» Assigned task
Search the data for "JSON" and copy every matching line.

» Excerpts from an interface dataset
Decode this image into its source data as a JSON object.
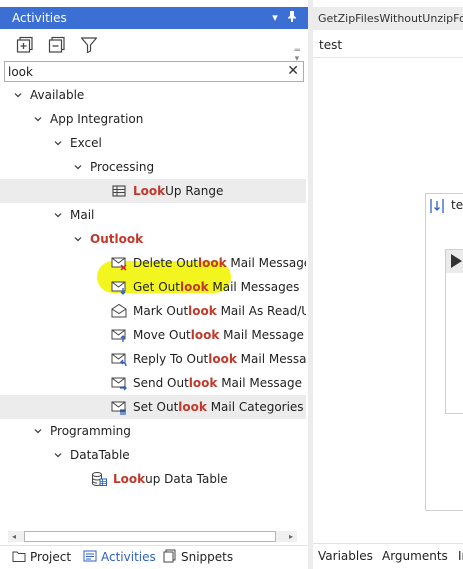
{
  "panel": {
    "title": "Activities",
    "pin_glyph": "⎕",
    "close_glyph": "✕",
    "dropdown_glyph": "▾"
  },
  "search": {
    "value": "look",
    "clear_glyph": "✕"
  },
  "tree": {
    "available": "Available",
    "app_integration": "App Integration",
    "excel": "Excel",
    "processing": "Processing",
    "lookup_range": {
      "hl": "Look",
      "rest": "Up Range"
    },
    "mail": "Mail",
    "outlook": {
      "pre": "Out",
      "hl": "look"
    },
    "mail_items": [
      {
        "pre": "Delete Out",
        "hl": "look",
        "post": " Mail Message"
      },
      {
        "pre": "Get Out",
        "hl": "look",
        "post": " Mail Messages"
      },
      {
        "pre": "Mark Out",
        "hl": "look",
        "post": " Mail As Read/Unre"
      },
      {
        "pre": "Move Out",
        "hl": "look",
        "post": " Mail Message"
      },
      {
        "pre": "Reply To Out",
        "hl": "look",
        "post": " Mail Message"
      },
      {
        "pre": "Send Out",
        "hl": "look",
        "post": " Mail Message"
      },
      {
        "pre": "Set Out",
        "hl": "look",
        "post": " Mail Categories"
      }
    ],
    "programming": "Programming",
    "datatable": "DataTable",
    "lookup_datatable": {
      "hl": "Look",
      "rest": "up Data Table"
    }
  },
  "tabs": [
    "Project",
    "Activities",
    "Snippets"
  ],
  "designer": {
    "doc_tab": "GetZipFilesWithoutUnzipFo",
    "breadcrumb": "test",
    "sequence_label": "tes",
    "bottom_tabs": [
      "Variables",
      "Arguments",
      "In"
    ]
  },
  "colors": {
    "title_bar": "#3c6fd3",
    "match_highlight": "#c0392b",
    "marker": "#f2f50b",
    "active_tab": "#2f5fc6"
  }
}
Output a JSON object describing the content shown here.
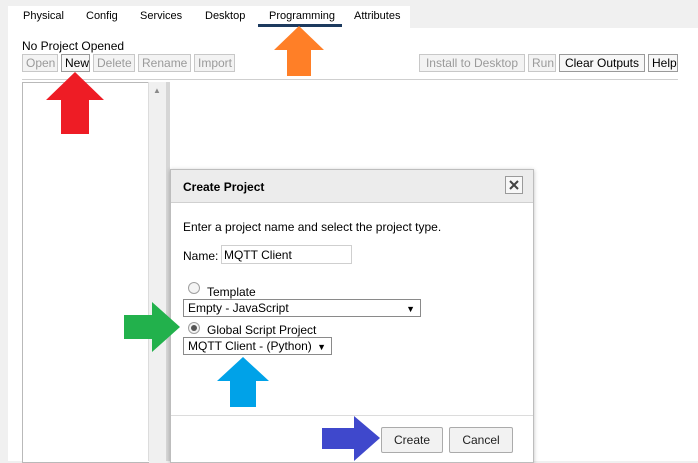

» Task response
Decode this image into its source data as a JSON object.
Output a JSON object describing the content shown here.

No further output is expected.